The book ends with a section of discussion questions (a lot like what you'd find in a book discussion group edition). They're often funny, but they should not be read unless you don't mind spoilers or have already read the book.

I'm going to try something new, starting with this post. In the interest of being able to list all read-alikes and watch-alikes I can come up with, and not just the ones I'm willing to write about, I'm now not going to write brief descriptions for them. True, I usually ended up just copying and pasting things from previous posts, but that's not possible when I haven't used something as a read-alike/watch-alike before. I'd now like to only write briefly about whatever it is that made me decide to include the book/movie/whatever in my list. We'll see how that goes. More than likely, no one will miss the old way (hey, does anyone even read these lists anymore? or my posts??). If you do miss it, well, click on the links, do a search in your favorite search engine, or use the little WorldCat search box I put at the top of the right-most column in this blog.

Even after cutting out all the descriptions, it's still not possible for me to list all the potential read-alikes for this book. Do you know how many rewritten Jane Austen books, rewritten classics in general, and classics rewritten with zombies/vampires/whatever there are? It's mind-boggling. And zombies, so many zombies everywhere.
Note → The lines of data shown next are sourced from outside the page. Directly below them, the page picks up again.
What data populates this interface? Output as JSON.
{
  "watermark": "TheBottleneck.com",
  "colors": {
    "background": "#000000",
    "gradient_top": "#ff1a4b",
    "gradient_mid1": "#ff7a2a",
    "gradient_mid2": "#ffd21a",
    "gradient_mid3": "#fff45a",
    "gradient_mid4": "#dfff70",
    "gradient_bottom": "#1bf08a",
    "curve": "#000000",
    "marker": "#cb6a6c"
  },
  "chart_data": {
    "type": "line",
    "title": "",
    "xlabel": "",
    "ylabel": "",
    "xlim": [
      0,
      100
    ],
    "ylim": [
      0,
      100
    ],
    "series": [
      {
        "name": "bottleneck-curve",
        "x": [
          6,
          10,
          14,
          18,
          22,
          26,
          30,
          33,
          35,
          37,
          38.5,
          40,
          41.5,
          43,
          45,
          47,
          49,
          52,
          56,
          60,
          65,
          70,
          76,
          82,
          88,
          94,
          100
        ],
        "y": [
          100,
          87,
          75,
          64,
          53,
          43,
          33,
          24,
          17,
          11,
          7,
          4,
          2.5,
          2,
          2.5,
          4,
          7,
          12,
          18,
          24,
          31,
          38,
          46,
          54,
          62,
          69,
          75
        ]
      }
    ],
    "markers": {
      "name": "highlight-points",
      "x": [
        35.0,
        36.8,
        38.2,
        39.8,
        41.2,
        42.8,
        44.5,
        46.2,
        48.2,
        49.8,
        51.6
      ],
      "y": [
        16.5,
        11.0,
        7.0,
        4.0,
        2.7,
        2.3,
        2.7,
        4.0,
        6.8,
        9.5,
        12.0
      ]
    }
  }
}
Read-alikes and Watch-alikes:
  • Shaun of the Dead (live action movie) - For those who see the humor in zombies, here's a hilarious British zombie movie. Just like it took forever for anyone to realize there's something wrong with Charlotte, it takes a lot longer than it should have for anybody to realize everyone's become a zombie. No, that lady isn't just drunk.
  • Pride and Prejudice (book) by Jane Austen - If you haven't read the original yet, you really should.
  • Zombieland (live action movie) - Yet another funny movie with zombies, this one with more zombie-killing action than Shaun of the Dead. If you liked the bits where the Bennets kicked zombie butt, you might enjoy this movie, set in a near-future (or present-day) where likely most of humanity has been turned into zombies.
  • Sense and Sensibility and Sea Monsters (book) by Jane Austen and Ben H. Winters - Tired of all the Pride and Prejudice-based stuff, but still want more Jane Austen parodies/rewrites? Then try this, which, obviously, has sea monsters in place of zombies.
  • Pride and Prejudice (graphic novel) adapted by Nancy Butler, illustrated by Hugo Petrus - Holy crap, there's a Pride and Prejudice graphic novel! No, there aren't any zombies, but I couldn't help but list this.
  • Pride and Prejudice and Zombies: Dawn of the Dreadfuls (book) by Steve Hockensmith - If you liked P&P&Z, you might like this sequel, which takes place five years before Bingley moves to Netherfield. This one may be even better than P&P&Z, because it's not bound to any particular text and can therefore be a bit more free, aside from making sure that its ending conditions match up with the beginning of P&P&Z.
  • Abraham Lincoln: Vampire Hunter (book) by Seth Grahame-Smith - Oh. My. God. Ahem. Anyway, this one's written by the same guy who did P&P&Z, only now he's re-imagining history through the lens of horror. Sounds like fun.

No comments:

Post a Comment